MATERIAL PROVIDED Block Start

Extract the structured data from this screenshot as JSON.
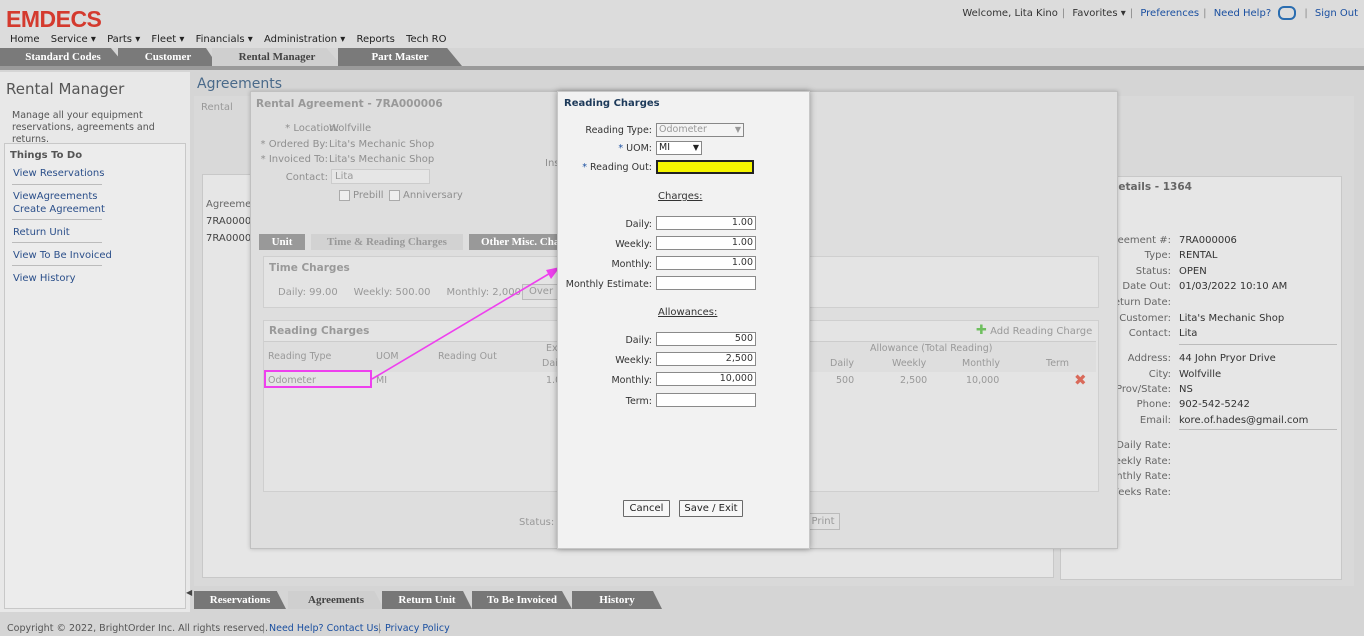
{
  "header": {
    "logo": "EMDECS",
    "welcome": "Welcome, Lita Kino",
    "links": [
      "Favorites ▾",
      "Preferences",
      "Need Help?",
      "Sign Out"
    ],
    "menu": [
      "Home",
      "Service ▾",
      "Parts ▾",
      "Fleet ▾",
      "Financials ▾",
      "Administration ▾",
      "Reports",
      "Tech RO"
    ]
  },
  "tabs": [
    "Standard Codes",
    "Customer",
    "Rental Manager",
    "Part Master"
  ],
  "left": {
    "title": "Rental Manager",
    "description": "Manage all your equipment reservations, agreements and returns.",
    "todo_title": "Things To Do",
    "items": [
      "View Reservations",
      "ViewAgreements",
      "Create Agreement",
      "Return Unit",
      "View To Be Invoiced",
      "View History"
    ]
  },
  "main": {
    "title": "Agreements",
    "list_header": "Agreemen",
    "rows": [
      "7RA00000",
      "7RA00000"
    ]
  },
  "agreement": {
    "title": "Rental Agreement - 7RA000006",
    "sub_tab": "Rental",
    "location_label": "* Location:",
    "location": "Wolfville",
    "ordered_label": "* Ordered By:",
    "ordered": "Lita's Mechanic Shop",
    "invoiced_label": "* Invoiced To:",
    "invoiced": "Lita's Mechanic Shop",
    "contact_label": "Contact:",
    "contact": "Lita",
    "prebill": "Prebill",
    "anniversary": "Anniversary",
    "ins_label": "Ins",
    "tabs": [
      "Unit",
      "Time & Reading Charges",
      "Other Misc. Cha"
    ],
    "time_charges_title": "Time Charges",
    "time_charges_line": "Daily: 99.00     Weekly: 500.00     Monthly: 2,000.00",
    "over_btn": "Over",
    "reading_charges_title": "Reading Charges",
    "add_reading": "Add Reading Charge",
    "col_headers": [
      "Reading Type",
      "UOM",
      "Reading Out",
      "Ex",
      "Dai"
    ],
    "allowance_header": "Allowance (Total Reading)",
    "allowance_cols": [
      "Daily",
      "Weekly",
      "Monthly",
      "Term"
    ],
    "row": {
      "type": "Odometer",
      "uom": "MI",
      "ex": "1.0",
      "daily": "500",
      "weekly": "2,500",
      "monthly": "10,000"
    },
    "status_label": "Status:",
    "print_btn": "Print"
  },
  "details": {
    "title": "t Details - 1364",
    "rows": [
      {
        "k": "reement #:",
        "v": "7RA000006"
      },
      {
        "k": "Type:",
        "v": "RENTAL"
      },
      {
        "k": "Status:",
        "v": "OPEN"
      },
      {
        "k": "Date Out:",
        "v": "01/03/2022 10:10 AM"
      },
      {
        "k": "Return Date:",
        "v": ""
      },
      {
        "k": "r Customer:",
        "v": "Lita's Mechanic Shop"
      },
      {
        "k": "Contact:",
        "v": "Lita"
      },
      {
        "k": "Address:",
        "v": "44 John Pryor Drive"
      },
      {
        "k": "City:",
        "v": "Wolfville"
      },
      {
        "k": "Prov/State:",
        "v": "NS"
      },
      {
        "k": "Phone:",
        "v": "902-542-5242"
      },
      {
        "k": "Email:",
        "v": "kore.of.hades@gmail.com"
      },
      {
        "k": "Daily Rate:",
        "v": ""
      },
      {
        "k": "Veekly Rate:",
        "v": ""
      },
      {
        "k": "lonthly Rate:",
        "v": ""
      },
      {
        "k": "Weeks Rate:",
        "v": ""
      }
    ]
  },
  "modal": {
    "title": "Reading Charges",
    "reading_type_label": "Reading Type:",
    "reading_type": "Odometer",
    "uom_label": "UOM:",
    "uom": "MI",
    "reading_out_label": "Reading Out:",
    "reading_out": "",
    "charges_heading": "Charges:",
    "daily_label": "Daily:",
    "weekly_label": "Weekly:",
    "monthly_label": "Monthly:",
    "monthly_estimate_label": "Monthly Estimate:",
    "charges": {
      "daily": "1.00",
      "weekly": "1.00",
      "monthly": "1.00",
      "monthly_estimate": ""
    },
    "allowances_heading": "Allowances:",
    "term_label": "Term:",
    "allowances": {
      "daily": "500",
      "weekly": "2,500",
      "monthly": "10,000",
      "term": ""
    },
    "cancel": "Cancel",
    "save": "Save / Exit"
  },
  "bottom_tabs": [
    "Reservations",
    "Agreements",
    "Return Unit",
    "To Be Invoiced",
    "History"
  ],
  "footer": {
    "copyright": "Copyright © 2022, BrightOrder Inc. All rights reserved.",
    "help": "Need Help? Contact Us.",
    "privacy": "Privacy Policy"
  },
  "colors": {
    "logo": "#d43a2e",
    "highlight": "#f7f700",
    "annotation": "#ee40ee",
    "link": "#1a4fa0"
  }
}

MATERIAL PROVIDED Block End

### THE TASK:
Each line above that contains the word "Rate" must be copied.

### WRITTEN RESPONSE:
        "k": "Daily Rate:",
        "k": "Veekly Rate:",
        "k": "lonthly Rate:",
        "k": "Weeks Rate:",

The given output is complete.